=== Records for this exercise ===

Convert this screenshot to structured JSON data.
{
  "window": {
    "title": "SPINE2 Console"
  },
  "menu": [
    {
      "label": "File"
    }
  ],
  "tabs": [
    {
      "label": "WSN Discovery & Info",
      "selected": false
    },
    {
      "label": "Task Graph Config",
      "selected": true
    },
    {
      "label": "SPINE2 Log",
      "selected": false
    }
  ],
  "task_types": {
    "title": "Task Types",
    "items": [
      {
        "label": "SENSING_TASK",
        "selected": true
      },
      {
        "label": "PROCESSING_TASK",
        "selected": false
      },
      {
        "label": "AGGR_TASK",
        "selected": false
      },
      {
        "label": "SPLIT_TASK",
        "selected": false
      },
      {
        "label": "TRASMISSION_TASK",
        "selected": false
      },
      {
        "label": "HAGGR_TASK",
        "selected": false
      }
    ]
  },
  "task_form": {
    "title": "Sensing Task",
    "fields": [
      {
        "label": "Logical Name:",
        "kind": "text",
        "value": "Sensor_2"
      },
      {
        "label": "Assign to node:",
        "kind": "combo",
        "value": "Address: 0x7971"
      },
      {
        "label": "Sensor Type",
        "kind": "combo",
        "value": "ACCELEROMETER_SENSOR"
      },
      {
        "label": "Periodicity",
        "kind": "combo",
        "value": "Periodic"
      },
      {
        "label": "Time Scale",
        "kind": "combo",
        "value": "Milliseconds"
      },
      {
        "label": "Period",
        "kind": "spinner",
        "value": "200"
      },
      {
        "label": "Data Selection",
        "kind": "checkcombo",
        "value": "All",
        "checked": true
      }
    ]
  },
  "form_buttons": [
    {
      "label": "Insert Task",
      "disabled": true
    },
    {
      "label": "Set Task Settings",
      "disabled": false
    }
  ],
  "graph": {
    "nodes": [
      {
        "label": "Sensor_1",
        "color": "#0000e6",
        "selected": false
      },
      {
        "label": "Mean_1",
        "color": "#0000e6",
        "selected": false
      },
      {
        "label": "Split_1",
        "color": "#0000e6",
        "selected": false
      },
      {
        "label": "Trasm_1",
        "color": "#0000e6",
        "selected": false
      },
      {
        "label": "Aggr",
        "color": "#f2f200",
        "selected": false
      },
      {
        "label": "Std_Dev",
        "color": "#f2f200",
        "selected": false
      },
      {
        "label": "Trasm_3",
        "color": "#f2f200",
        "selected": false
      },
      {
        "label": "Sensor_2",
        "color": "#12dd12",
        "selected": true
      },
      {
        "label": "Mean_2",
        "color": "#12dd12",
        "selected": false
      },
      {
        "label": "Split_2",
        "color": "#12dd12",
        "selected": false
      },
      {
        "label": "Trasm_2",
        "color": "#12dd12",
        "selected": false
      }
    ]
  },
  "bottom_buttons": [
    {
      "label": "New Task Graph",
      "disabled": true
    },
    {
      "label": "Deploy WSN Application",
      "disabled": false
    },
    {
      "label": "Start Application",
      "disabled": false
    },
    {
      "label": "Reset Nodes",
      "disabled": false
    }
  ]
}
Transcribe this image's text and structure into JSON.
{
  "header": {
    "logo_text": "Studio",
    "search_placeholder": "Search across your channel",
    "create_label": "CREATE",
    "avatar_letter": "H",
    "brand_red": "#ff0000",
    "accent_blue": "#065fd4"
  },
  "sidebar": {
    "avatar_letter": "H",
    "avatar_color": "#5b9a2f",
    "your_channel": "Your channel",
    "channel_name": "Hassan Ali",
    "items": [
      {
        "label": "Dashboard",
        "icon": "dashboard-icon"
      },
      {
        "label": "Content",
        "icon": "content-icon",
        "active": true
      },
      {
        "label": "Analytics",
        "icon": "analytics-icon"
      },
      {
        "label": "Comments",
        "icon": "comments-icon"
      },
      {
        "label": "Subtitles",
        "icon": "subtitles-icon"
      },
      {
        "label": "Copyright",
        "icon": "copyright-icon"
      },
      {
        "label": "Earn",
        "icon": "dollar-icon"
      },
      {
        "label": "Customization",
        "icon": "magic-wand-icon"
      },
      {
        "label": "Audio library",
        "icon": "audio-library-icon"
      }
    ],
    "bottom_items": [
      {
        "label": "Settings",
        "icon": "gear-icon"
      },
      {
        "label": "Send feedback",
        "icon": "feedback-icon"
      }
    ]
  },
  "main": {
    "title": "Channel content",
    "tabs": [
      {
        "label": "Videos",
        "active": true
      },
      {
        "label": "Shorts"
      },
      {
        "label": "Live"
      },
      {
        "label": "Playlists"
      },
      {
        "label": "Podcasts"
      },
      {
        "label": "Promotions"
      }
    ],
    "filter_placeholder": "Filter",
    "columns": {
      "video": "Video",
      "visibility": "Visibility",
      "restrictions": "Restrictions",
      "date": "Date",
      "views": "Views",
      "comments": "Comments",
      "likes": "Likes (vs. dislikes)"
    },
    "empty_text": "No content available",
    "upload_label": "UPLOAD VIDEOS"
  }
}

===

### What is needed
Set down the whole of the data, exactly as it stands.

### Written response
Convert this screenshot to structured JSON data.
{
  "window": {
    "title": "SPINE2 Console"
  },
  "menu": [
    {
      "label": "File"
    }
  ],
  "tabs": [
    {
      "label": "WSN Discovery & Info",
      "selected": false
    },
    {
      "label": "Task Graph Config",
      "selected": true
    },
    {
      "label": "SPINE2 Log",
      "selected": false
    }
  ],
  "task_types": {
    "title": "Task Types",
    "items": [
      {
        "label": "SENSING_TASK",
        "selected": true
      },
      {
        "label": "PROCESSING_TASK",
        "selected": false
      },
      {
        "label": "AGGR_TASK",
        "selected": false
      },
      {
        "label": "SPLIT_TASK",
        "selected": false
      },
      {
        "label": "TRASMISSION_TASK",
        "selected": false
      },
      {
        "label": "HAGGR_TASK",
        "selected": false
      }
    ]
  },
  "task_form": {
    "title": "Sensing Task",
    "fields": [
      {
        "label": "Logical Name:",
        "kind": "text",
        "value": "Sensor_2"
      },
      {
        "label": "Assign to node:",
        "kind": "combo",
        "value": "Address: 0x7971"
      },
      {
        "label": "Sensor Type",
        "kind": "combo",
        "value": "ACCELEROMETER_SENSOR"
      },
      {
        "label": "Periodicity",
        "kind": "combo",
        "value": "Periodic"
      },
      {
        "label": "Time Scale",
        "kind": "combo",
        "value": "Milliseconds"
      },
      {
        "label": "Period",
        "kind": "spinner",
        "value": "200"
      },
      {
        "label": "Data Selection",
        "kind": "checkcombo",
        "value": "All",
        "checked": true
      }
    ]
  },
  "form_buttons": [
    {
      "label": "Insert Task",
      "disabled": true
    },
    {
      "label": "Set Task Settings",
      "disabled": false
    }
  ],
  "graph": {
    "nodes": [
      {
        "label": "Sensor_1",
        "color": "#0000e6",
        "selected": false
      },
      {
        "label": "Mean_1",
        "color": "#0000e6",
        "selected": false
      },
      {
        "label": "Split_1",
        "color": "#0000e6",
        "selected": false
      },
      {
        "label": "Trasm_1",
        "color": "#0000e6",
        "selected": false
      },
      {
        "label": "Aggr",
        "color": "#f2f200",
        "selected": false
      },
      {
        "label": "Std_Dev",
        "color": "#f2f200",
        "selected": false
      },
      {
        "label": "Trasm_3",
        "color": "#f2f200",
        "selected": false
      },
      {
        "label": "Sensor_2",
        "color": "#12dd12",
        "selected": true
      },
      {
        "label": "Mean_2",
        "color": "#12dd12",
        "selected": false
      },
      {
        "label": "Split_2",
        "color": "#12dd12",
        "selected": false
      },
      {
        "label": "Trasm_2",
        "color": "#12dd12",
        "selected": false
      }
    ]
  },
  "bottom_buttons": [
    {
      "label": "New Task Graph",
      "disabled": true
    },
    {
      "label": "Deploy WSN Application",
      "disabled": false
    },
    {
      "label": "Start Application",
      "disabled": false
    },
    {
      "label": "Reset Nodes",
      "disabled": false
    }
  ]
}
Transcribe this image's text and structure into JSON.
{
  "header": {
    "logo_text": "Studio",
    "search_placeholder": "Search across your channel",
    "create_label": "CREATE",
    "avatar_letter": "H",
    "brand_red": "#ff0000",
    "accent_blue": "#065fd4"
  },
  "sidebar": {
    "avatar_letter": "H",
    "avatar_color": "#5b9a2f",
    "your_channel": "Your channel",
    "channel_name": "Hassan Ali",
    "items": [
      {
        "label": "Dashboard",
        "icon": "dashboard-icon"
      },
      {
        "label": "Content",
        "icon": "content-icon",
        "active": true
      },
      {
        "label": "Analytics",
        "icon": "analytics-icon"
      },
      {
        "label": "Comments",
        "icon": "comments-icon"
      },
      {
        "label": "Subtitles",
        "icon": "subtitles-icon"
      },
      {
        "label": "Copyright",
        "icon": "copyright-icon"
      },
      {
        "label": "Earn",
        "icon": "dollar-icon"
      },
      {
        "label": "Customization",
        "icon": "magic-wand-icon"
      },
      {
        "label": "Audio library",
        "icon": "audio-library-icon"
      }
    ],
    "bottom_items": [
      {
        "label": "Settings",
        "icon": "gear-icon"
      },
      {
        "label": "Send feedback",
        "icon": "feedback-icon"
      }
    ]
  },
  "main": {
    "title": "Channel content",
    "tabs": [
      {
        "label": "Videos",
        "active": true
      },
      {
        "label": "Shorts"
      },
      {
        "label": "Live"
      },
      {
        "label": "Playlists"
      },
      {
        "label": "Podcasts"
      },
      {
        "label": "Promotions"
      }
    ],
    "filter_placeholder": "Filter",
    "columns": {
      "video": "Video",
      "visibility": "Visibility",
      "restrictions": "Restrictions",
      "date": "Date",
      "views": "Views",
      "comments": "Comments",
      "likes": "Likes (vs. dislikes)"
    },
    "empty_text": "No content available",
    "upload_label": "UPLOAD VIDEOS"
  }
}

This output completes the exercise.